Do you have that TV show with a memorable theme song that single-handedly keeps you wanting more? I’ve got lots. The shows might be good on their own, but it’s listening to the theme song that excites me for what’s about to occur. It’s what tempts me to binge-watch on a rainy Sunday. Television intros have been staples of American and pop culture for decades — nevertheless, they've changed over the years, and not always for the better.
TV shows are at our fingertips anytime we want. With streaming services like Netflix or Hulu, we can watch thousands of shows at the click of a button. According to CNBC, “Year-over-year, pay-tv viewership was down 12.5%, while broadcast was down 5.4%.” We can pop in our AirPods and watch at the coffee shop or as we walk to class, and the algorithm curates our content just for us.
But not long ago, families would sit together and engage in a weekly program they all enjoyed. Friends would get together weekly to watch the latest episode of their favorite comedy or drama. Channels like NBC marketed their show lineups with blocks like Thursday night’s “Must See TV.” And everyone knew the theme song of their favorite show.
Previously, TV songs even reached the top spots on the Billboard Charts. Johnny Rivers’s song “Secret Agent Man” for the 1960s TV show “Danger Man” reached number three. The “Friends” theme song, “I’ll Be There for You” by The Rembrandts, made it to number 17 on the same chart. Nothing gets you ready to watch a show more than a banger song.
Shows like “Cheers,” “The Brady Bunch” and “The Simpsons” have recognizable theme songs that we all know, even if we have never watched them. There are entire Spotify playlists devoted to theme songs from previous eras.

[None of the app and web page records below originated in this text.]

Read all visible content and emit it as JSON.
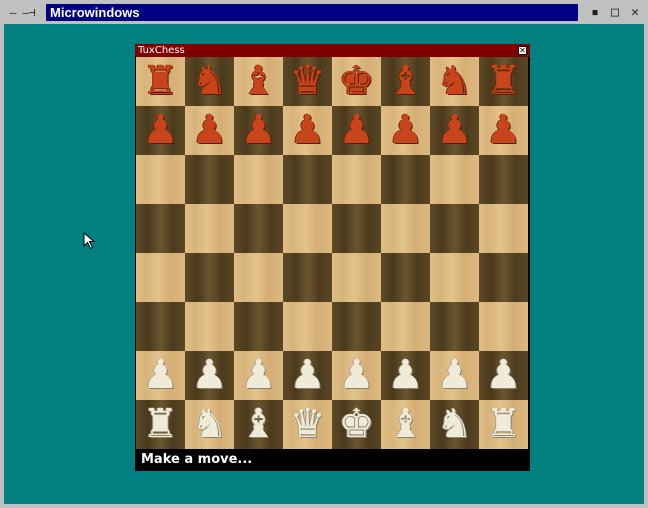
{
  "window": {
    "title": "Microwindows",
    "left_buttons": [
      "—",
      "—⊣"
    ],
    "right_buttons": [
      "▪",
      "□",
      "✕"
    ]
  },
  "colors": {
    "desktop": "#008080",
    "titlebar_active": "#000080",
    "child_titlebar": "#800000"
  },
  "app": {
    "title": "TuxChess",
    "close_glyph": "✕",
    "status": "Make a move..."
  },
  "board": {
    "rows": [
      [
        "♜",
        "♞",
        "♝",
        "♛",
        "♚",
        "♝",
        "♞",
        "♜"
      ],
      [
        "♟",
        "♟",
        "♟",
        "♟",
        "♟",
        "♟",
        "♟",
        "♟"
      ],
      [
        "",
        "",
        "",
        "",
        "",
        "",
        "",
        ""
      ],
      [
        "",
        "",
        "",
        "",
        "",
        "",
        "",
        ""
      ],
      [
        "",
        "",
        "",
        "",
        "",
        "",
        "",
        ""
      ],
      [
        "",
        "",
        "",
        "",
        "",
        "",
        "",
        ""
      ],
      [
        "♟",
        "♟",
        "♟",
        "♟",
        "♟",
        "♟",
        "♟",
        "♟"
      ],
      [
        "♜",
        "♞",
        "♝",
        "♛",
        "♚",
        "♝",
        "♞",
        "♜"
      ]
    ],
    "side": [
      "black",
      "black",
      "",
      "",
      "",
      "",
      "white",
      "white"
    ]
  }
}
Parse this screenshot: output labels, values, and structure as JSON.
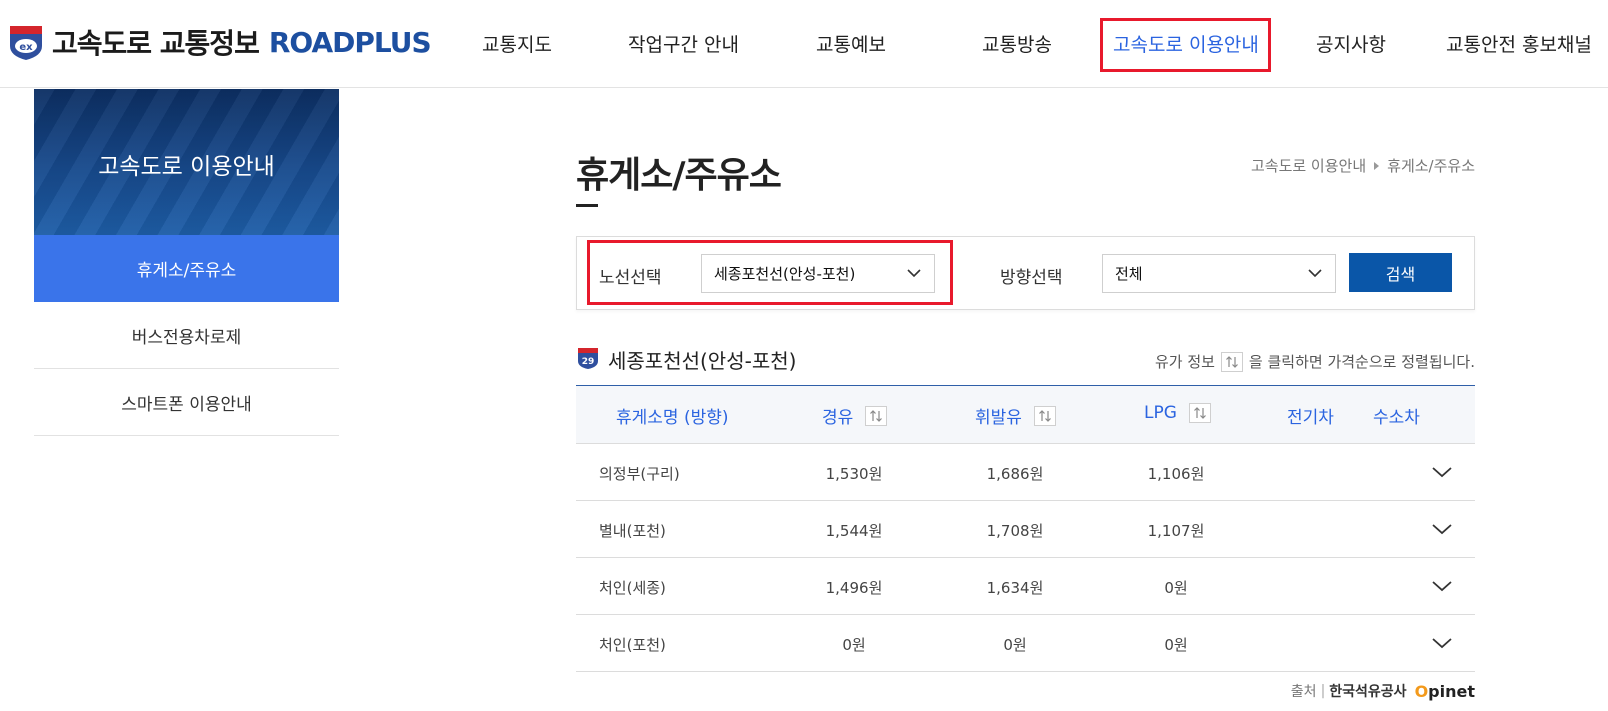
{
  "header": {
    "logo_title": "고속도로 교통정보",
    "logo_brand": "ROADPLUS",
    "logo_mark": "ex",
    "nav": [
      {
        "label": "교통지도",
        "active": false
      },
      {
        "label": "작업구간 안내",
        "active": false
      },
      {
        "label": "교통예보",
        "active": false
      },
      {
        "label": "교통방송",
        "active": false
      },
      {
        "label": "고속도로 이용안내",
        "active": true
      },
      {
        "label": "공지사항",
        "active": false
      },
      {
        "label": "교통안전 홍보채널",
        "active": false
      }
    ]
  },
  "sidebar": {
    "banner_title": "고속도로 이용안내",
    "items": [
      {
        "label": "휴게소/주유소",
        "active": true
      },
      {
        "label": "버스전용차로제",
        "active": false
      },
      {
        "label": "스마트폰 이용안내",
        "active": false
      }
    ]
  },
  "main": {
    "title": "휴게소/주유소",
    "breadcrumb": [
      "고속도로 이용안내",
      "휴게소/주유소"
    ],
    "filter": {
      "route_label": "노선선택",
      "route_value": "세종포천선(안성-포천)",
      "direction_label": "방향선택",
      "direction_value": "전체",
      "search_label": "검색"
    },
    "route_heading": {
      "route_number": "29",
      "name": "세종포천선(안성-포천)"
    },
    "sort_hint_before": "유가 정보",
    "sort_hint_after": "을 클릭하면 가격순으로 정렬됩니다.",
    "table": {
      "headers": [
        "휴게소명 (방향)",
        "경유",
        "휘발유",
        "LPG",
        "전기차",
        "수소차"
      ],
      "rows": [
        {
          "name": "의정부(구리)",
          "diesel": "1,530원",
          "gasoline": "1,686원",
          "lpg": "1,106원"
        },
        {
          "name": "별내(포천)",
          "diesel": "1,544원",
          "gasoline": "1,708원",
          "lpg": "1,107원"
        },
        {
          "name": "처인(세종)",
          "diesel": "1,496원",
          "gasoline": "1,634원",
          "lpg": "0원"
        },
        {
          "name": "처인(포천)",
          "diesel": "0원",
          "gasoline": "0원",
          "lpg": "0원"
        }
      ]
    },
    "source": {
      "label": "출처",
      "org": "한국석유공사",
      "brand_o": "O",
      "brand_rest": "pinet"
    }
  },
  "colors": {
    "accent": "#2b64e0",
    "sidebar_active": "#3a74ea",
    "search_button": "#0a56a8",
    "highlight_box": "#e8192c"
  }
}
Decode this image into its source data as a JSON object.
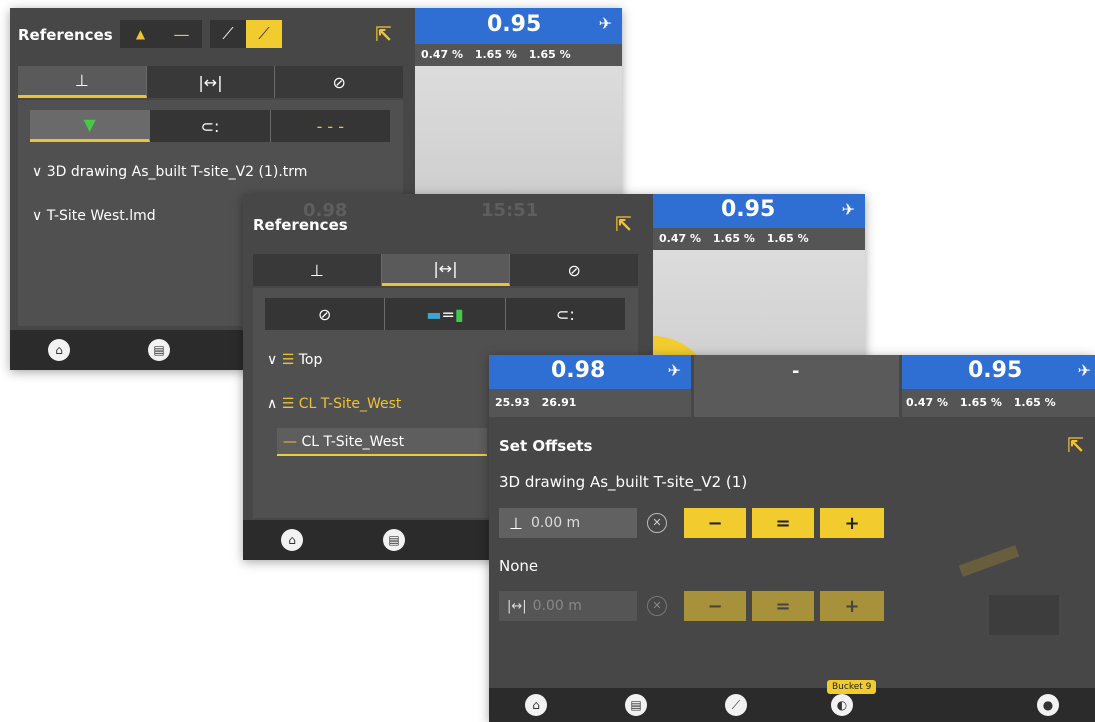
{
  "panel1": {
    "title": "References",
    "blue_value": "0.95",
    "strip": [
      "0.47 %",
      "1.65 %",
      "1.65 %"
    ],
    "rows": [
      "3D drawing As_built T-site_V2 (1).trm",
      "T-Site West.lmd"
    ]
  },
  "panel2": {
    "title": "References",
    "bg_numbers": [
      "0.98",
      "15:51"
    ],
    "blue_value": "0.95",
    "strip": [
      "0.47 %",
      "1.65 %",
      "1.65 %"
    ],
    "rows": [
      "Top",
      "CL T-Site_West"
    ],
    "selected_item": "CL T-Site_West"
  },
  "panel3": {
    "left_value": "0.98",
    "left_strip": [
      "25.93",
      "26.91"
    ],
    "middle_value": "-",
    "right_value": "0.95",
    "right_strip": [
      "0.47 %",
      "1.65 %",
      "1.65 %"
    ],
    "title": "Set Offsets",
    "ref1": "3D drawing As_built T-site_V2 (1)",
    "field1": "0.00 m",
    "ref2": "None",
    "field2": "0.00 m",
    "minus": "−",
    "equals": "=",
    "plus": "+",
    "bucket_badge": "Bucket 9"
  },
  "colors": {
    "accent_yellow": "#f2cc2f",
    "blue": "#2f6fd3",
    "panel_dark": "#474747"
  },
  "icons": [
    "home-icon",
    "machine-icon",
    "design-icon",
    "bucket-icon",
    "external-link-icon",
    "chevron-down-icon",
    "chevron-up-icon"
  ]
}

They are fun to sing along to and they take you back in time to the shows you used to love.
The trend toward shorter musical intros, or sometimes no theme, emerged in the 1980s. One example of a short theme is from a show I’m currently watching, “Lost,” which starts with a short, anxiety-producing sound. But this is not the only recent show with a theme song that is completely skippable. “Glee” is a show with an abundance of musical numbers but leaves much to be desired with its lame theme song. The show “Two and a Half Men” simply chants men repeatedly. According to The Kennedy Center, the trend of shorter theme songs can be tied to TV remote controls. “The people who made the shows started to worry: If we spend all that time on a theme song, people will check out what else is on,” the study concludes. “And maybe they’ll never come back.”
Another reason shows began to cut down the theme song was commercialization. A growing number of commercial advertisers during TV shows left less time for catchy tunes. Programs started cutting down on the length of their theme songs to allow for more ad time. In 2019, ABC spent over 17 minutes on advertisements over a one-hour time block. This is a trend that started in the 1980s. Streaming services also contributed to the shorter intro. There isn’t much reason to invest in a long theme song if most people hit “skip intro.”
Theme songs were meant to set the premise of the show. In one short tune, we understand the backstory of “The Fresh Prince of Bel-Air.” But as Looper explains, this is no longer as necessary because audiences “are much more likely to seek out and watch them [shows] from the beginning, and if they want to know more about what they're getting into, it's super easy to get all the information they need with the devices we carry around in our pockets every day.”
Recently, some shows have returned to the longer-form style. A famous example of this is “Game of Thrones,” where the entire intro song is approximately two minutes long. And it does precisely what a strong theme should do: set the tone for what comes next.
We’re undoubtedly living in a golden age of TV. Almost everything about TV now is better than it used to be: we have incredible effects, costume design, actors and writers. The one thing currently missing is the music. It’s time to bring back theme intros that hook us from the beginning and hang around in our heads for the rest of the day.
Jack Davis (he/him) is a freshman majoring in journalism.